Changes in peak flow with decreased forestry practices: Analysis using watershed runoff data

Hikaru Komatsu, Yoshinori Shinohara, Tomonori Kume, Kyoichi Otsuki

Research output: Contribution to journalArticle

10 Citations (Scopus)

Abstract

The prevalence of forestry practices such as thinning and pruning have gradually decreased since the 1980s. Researchers have noted an increased flood risk with decreased forestry practices for coniferous plantations in Japan on the basis of infiltration and overland flow measurements at a plot scale (typically several square meters). However, no studies have examined changes in peak flow with decreased forestry practices at a watershed scale (typically several tens or hundreds of square kilometers) even though flood disasters generally occur at this scale in Japan. We examined changes in frequency distributions of daily precipitation (P) and runoff (Q) during the period 1979-2007 at the Terauchi watershed, where forestry practices are known to have decreased. For this purpose, we divided P and Q data into 14 and 15 classes according to the magnitude, respectively, and examined changes in the frequency for each class during the period. We observed no significant increasing trend for any P or Q class. Even when taking into account the effect of interannual variations in precipitation on the frequency for each Q class, there was no significant increasing trend in the frequencies except for two Q classes with moderate Q values. These results suggest that the increase in flood risk due to decreased forestry practices might be less than expected.

Original languageEnglish
Pages (from-to)1528-1536
Number of pages9
JournalJournal of Environmental Management
Volume92
Issue number6
DOIs
Publication statusPublished - Jun 1 2011

All Science Journal Classification (ASJC) codes

  • Environmental Engineering
  • Waste Management and Disposal
  • Management, Monitoring, Policy and Law

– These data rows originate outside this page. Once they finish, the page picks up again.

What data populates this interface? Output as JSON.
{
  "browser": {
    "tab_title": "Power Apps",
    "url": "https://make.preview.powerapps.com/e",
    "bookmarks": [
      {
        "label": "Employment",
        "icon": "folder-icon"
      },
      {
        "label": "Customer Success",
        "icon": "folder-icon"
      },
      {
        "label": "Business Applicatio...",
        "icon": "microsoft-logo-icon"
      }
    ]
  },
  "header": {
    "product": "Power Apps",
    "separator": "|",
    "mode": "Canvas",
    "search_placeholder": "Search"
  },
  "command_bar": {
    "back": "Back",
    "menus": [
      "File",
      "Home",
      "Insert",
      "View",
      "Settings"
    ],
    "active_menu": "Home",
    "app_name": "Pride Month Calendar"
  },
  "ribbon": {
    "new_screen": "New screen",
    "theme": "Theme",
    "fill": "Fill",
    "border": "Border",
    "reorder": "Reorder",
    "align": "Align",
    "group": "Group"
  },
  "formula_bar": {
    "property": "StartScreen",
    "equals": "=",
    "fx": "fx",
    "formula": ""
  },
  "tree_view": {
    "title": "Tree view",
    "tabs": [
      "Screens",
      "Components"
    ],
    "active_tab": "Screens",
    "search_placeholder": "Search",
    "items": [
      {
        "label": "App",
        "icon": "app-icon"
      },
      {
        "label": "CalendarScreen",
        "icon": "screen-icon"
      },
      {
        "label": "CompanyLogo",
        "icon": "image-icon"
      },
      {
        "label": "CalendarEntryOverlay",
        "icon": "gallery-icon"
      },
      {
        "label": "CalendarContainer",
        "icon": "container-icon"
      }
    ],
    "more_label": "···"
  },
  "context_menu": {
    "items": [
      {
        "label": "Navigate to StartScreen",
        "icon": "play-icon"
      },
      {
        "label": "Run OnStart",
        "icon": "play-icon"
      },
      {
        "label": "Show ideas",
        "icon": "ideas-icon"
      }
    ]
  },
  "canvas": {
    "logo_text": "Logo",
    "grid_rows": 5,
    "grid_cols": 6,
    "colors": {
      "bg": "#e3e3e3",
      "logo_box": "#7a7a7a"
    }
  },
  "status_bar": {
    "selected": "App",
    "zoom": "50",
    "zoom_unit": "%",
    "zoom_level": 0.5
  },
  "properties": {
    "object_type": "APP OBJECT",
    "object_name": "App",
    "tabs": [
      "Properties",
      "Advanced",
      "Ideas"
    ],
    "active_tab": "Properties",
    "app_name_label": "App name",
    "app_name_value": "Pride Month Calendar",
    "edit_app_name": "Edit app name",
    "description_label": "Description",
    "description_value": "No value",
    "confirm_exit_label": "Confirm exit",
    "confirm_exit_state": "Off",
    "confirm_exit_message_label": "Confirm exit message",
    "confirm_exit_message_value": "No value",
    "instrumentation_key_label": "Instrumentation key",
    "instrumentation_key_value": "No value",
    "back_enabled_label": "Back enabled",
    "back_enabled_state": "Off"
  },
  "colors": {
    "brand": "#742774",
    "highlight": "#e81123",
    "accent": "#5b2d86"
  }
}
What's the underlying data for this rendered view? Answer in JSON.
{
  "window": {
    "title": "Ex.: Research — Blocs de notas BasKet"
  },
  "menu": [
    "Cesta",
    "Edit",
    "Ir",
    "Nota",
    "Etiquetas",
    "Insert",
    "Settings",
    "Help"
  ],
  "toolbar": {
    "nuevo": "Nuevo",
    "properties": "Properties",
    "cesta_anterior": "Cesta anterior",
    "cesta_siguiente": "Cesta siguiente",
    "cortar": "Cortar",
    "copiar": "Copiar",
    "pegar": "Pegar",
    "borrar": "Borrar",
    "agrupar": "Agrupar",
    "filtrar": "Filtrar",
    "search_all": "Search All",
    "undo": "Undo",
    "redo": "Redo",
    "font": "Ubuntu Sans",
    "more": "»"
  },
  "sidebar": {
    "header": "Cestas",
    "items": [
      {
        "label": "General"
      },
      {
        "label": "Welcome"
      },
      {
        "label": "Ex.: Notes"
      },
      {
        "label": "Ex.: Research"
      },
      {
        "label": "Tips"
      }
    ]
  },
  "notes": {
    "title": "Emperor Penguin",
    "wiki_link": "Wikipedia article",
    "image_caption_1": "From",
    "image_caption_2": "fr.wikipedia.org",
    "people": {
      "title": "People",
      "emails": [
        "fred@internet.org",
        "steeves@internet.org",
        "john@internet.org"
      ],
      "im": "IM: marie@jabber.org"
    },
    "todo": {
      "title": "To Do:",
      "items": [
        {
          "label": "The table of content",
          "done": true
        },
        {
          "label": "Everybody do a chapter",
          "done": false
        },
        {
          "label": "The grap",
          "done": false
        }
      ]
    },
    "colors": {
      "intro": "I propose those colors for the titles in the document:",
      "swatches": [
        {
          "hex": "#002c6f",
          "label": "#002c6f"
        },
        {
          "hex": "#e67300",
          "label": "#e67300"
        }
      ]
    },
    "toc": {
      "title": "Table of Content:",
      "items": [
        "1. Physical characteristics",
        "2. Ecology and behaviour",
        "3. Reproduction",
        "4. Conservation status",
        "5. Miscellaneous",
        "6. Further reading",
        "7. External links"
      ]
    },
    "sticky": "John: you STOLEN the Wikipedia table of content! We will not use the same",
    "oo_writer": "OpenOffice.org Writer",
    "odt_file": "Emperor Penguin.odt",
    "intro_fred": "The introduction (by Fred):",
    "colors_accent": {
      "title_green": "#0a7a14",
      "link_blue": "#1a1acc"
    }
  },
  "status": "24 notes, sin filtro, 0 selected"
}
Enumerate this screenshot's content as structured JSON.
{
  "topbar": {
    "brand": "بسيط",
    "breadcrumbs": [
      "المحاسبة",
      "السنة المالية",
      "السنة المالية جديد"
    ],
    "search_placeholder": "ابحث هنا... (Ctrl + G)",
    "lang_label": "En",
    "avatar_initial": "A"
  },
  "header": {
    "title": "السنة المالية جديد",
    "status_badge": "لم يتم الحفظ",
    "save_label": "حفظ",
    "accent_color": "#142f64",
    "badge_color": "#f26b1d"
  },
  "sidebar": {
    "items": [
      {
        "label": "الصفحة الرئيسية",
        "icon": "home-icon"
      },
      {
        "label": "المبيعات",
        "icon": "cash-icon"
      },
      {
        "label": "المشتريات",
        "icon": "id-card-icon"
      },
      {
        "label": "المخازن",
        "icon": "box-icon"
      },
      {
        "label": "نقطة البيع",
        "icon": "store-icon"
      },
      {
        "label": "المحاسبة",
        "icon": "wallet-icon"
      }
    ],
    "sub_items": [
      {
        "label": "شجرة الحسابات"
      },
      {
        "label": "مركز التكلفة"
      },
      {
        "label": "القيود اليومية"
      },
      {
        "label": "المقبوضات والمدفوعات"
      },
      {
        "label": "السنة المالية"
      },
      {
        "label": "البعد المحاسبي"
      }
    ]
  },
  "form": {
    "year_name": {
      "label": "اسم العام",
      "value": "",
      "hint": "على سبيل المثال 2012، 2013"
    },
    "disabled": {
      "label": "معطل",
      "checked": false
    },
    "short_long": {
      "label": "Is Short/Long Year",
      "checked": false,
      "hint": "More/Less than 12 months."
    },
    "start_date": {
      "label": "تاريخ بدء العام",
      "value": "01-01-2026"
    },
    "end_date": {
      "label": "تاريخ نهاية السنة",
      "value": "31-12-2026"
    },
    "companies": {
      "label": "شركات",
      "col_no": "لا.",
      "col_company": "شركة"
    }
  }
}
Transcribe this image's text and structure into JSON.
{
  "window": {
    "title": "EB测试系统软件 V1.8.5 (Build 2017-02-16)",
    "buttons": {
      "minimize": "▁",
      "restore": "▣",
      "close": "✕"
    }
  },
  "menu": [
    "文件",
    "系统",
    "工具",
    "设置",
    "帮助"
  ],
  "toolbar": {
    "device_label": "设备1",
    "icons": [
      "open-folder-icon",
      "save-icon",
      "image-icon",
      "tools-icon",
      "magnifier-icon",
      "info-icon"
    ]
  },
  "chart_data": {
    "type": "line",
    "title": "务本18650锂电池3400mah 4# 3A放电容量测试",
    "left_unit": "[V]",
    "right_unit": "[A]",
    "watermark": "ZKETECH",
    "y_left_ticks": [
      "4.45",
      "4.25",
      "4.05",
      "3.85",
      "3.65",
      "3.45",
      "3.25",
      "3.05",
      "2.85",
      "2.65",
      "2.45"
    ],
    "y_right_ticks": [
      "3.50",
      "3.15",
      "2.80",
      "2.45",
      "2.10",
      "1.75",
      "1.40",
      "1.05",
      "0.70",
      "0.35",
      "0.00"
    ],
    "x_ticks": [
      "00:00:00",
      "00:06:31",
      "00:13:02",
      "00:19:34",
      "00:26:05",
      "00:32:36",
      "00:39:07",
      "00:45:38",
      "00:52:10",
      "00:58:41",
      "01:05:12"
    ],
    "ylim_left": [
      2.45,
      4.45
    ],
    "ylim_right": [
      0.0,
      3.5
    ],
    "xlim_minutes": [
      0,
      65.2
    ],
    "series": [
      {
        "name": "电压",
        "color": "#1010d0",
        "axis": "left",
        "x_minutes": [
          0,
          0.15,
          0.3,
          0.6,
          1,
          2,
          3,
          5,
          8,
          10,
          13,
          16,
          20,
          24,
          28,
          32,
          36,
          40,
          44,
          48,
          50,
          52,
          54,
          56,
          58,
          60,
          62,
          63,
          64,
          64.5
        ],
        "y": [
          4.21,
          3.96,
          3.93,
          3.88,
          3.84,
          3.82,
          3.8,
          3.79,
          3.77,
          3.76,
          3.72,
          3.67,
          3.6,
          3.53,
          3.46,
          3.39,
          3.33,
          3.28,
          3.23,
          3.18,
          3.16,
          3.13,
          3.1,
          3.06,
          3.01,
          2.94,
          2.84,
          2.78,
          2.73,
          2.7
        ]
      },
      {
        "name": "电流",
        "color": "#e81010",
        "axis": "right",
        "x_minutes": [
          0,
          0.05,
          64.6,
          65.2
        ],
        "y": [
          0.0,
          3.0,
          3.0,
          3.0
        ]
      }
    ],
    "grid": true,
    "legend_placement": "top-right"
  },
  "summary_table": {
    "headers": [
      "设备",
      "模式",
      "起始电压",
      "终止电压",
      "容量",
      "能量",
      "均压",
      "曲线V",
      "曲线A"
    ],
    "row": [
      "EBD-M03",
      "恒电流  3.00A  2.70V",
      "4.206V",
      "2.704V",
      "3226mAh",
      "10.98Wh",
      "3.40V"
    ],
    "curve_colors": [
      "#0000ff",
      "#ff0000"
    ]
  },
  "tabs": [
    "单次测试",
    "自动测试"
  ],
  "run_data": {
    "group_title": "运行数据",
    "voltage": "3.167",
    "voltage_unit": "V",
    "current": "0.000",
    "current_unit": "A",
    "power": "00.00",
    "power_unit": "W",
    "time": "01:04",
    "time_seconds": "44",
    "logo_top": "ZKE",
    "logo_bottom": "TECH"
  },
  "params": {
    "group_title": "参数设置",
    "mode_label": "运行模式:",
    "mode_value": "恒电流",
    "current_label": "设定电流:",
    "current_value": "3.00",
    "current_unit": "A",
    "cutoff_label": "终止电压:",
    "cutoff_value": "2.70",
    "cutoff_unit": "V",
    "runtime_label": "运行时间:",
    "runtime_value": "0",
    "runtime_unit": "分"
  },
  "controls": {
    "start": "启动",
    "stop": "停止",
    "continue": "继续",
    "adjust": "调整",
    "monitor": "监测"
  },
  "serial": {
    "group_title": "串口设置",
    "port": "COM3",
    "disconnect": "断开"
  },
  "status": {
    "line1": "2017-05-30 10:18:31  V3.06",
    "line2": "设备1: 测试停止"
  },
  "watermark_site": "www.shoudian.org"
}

Fingerprint Dive into the research topics of 'Changes in peak flow with decreased forestry practices: Analysis using watershed runoff data'. Together they form a unique fingerprint.

  • Cite this